* _Records supplied_
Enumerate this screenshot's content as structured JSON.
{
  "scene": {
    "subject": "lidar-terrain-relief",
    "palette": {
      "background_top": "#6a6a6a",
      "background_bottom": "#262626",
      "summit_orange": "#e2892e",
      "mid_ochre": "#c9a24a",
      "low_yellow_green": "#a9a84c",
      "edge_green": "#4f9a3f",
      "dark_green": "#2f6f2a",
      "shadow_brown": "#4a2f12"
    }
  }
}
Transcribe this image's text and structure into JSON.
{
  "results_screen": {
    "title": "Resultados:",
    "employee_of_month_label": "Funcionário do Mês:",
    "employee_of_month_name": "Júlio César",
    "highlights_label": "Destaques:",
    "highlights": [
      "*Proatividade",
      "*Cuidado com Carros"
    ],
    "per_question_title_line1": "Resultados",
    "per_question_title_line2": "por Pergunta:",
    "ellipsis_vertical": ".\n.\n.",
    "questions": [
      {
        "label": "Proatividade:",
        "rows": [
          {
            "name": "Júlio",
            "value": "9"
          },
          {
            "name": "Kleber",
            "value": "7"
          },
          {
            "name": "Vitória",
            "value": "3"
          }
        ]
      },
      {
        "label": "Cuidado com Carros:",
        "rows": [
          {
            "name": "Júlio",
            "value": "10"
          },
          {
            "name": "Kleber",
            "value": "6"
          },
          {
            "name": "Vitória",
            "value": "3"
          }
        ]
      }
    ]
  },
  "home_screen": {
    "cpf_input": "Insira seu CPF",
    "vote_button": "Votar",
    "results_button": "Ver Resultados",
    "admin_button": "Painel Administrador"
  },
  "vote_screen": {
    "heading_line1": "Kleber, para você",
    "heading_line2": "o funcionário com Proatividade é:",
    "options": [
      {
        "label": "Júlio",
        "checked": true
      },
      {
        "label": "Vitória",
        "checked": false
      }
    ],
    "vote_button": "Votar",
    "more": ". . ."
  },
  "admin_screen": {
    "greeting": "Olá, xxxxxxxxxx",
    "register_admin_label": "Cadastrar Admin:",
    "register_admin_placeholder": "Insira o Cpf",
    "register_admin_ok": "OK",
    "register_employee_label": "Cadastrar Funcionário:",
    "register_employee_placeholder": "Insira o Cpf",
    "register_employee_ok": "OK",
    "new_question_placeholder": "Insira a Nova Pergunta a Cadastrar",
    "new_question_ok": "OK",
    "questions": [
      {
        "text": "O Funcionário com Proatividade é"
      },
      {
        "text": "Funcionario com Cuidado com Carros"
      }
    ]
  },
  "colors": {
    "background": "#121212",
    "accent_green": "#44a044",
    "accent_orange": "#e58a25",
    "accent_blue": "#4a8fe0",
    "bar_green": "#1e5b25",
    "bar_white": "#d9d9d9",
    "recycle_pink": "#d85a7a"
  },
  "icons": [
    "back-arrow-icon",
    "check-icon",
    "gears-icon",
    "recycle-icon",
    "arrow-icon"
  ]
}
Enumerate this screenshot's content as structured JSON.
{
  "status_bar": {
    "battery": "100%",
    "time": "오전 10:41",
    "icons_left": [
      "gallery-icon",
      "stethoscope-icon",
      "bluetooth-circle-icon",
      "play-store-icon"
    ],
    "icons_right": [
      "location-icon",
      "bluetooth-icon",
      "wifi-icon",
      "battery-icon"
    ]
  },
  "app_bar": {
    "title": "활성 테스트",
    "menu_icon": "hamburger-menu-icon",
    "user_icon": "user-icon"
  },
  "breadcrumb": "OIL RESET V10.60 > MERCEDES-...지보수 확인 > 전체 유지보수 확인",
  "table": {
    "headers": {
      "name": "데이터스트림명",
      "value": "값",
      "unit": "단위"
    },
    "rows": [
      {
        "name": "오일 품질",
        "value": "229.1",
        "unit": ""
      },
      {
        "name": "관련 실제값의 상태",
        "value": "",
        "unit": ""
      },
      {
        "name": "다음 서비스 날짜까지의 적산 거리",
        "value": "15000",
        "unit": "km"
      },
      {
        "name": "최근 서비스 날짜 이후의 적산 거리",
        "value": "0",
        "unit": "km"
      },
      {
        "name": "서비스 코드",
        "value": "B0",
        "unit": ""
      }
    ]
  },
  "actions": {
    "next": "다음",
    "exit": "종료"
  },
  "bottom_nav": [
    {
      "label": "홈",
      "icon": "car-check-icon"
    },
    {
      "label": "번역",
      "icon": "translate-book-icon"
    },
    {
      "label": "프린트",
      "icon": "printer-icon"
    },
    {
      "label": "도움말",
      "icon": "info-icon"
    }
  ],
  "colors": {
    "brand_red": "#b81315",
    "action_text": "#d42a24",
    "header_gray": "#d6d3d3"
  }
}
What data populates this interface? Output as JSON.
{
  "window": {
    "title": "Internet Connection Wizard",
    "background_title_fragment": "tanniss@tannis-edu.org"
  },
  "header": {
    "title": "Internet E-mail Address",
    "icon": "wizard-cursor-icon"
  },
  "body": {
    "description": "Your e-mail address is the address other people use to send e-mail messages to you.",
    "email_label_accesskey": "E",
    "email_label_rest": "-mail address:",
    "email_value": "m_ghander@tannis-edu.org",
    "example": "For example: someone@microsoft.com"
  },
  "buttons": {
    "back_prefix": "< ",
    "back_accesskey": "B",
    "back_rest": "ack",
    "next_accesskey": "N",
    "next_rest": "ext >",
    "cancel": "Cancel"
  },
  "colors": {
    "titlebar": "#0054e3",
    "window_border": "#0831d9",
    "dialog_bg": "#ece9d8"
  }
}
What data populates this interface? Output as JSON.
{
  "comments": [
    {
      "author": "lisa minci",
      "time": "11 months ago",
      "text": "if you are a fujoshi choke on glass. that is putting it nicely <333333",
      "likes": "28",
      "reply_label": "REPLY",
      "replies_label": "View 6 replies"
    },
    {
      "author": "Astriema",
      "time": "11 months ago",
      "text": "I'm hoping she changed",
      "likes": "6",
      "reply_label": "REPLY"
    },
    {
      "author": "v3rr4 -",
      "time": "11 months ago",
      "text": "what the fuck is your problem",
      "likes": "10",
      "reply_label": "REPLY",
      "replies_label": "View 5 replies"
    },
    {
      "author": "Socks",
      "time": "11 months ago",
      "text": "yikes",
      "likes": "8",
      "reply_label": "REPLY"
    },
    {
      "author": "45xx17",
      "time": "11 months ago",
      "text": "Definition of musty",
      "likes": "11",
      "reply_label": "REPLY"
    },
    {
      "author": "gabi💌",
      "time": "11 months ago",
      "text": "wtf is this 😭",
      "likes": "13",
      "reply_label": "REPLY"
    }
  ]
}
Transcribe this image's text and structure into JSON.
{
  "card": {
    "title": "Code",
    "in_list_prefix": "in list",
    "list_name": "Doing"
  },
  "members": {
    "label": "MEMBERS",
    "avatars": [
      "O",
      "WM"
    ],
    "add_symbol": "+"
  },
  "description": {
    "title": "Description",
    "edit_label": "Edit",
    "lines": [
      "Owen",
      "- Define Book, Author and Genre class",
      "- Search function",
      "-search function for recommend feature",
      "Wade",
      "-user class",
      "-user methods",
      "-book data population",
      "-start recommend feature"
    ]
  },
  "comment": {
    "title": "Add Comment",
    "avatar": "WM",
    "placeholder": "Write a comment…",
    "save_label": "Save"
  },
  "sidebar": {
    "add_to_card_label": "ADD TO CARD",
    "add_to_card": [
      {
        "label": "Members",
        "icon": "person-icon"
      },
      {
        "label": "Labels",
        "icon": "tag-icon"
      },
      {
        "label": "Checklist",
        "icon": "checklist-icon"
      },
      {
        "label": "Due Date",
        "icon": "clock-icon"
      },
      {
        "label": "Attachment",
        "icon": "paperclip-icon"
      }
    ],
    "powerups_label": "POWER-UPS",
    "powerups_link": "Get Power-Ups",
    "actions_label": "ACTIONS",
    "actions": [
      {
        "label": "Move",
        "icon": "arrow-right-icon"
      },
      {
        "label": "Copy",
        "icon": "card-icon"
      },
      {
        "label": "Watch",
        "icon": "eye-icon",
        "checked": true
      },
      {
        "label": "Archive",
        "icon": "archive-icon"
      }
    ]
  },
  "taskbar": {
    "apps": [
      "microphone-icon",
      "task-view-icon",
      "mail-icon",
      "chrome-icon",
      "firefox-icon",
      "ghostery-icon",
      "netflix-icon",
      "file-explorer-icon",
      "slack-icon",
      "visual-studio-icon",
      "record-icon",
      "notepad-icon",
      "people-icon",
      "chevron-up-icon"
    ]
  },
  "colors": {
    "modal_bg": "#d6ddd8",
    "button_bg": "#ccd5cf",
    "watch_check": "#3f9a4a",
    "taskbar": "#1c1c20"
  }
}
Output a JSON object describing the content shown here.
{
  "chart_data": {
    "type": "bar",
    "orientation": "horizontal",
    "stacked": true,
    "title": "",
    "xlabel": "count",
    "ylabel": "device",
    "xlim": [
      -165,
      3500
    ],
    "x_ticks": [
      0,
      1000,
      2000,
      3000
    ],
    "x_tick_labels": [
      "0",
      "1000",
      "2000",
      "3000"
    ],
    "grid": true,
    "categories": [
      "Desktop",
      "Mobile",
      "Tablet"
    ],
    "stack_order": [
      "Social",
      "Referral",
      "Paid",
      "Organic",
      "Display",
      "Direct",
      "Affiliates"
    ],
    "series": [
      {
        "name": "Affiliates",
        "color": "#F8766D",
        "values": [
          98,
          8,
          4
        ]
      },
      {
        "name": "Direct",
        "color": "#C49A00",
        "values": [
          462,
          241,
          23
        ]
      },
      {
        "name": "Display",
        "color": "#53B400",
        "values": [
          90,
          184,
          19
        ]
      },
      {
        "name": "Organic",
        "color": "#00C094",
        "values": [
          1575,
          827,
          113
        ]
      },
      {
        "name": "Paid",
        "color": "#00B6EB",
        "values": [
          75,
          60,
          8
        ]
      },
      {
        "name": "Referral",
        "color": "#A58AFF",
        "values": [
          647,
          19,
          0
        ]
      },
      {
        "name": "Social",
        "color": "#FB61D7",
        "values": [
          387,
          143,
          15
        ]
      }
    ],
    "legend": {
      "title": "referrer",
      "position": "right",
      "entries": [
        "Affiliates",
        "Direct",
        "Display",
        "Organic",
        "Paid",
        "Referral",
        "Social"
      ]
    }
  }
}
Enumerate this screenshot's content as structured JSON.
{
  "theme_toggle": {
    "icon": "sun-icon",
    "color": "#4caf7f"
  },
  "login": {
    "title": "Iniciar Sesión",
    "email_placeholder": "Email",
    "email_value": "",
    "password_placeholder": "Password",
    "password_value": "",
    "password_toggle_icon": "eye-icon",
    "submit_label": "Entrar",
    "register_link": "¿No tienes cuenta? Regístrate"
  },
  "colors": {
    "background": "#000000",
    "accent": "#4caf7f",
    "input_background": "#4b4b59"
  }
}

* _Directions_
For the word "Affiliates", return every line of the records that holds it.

* _Response to this task_
      "Affiliates"
        "name": "Affiliates",
        "Affiliates",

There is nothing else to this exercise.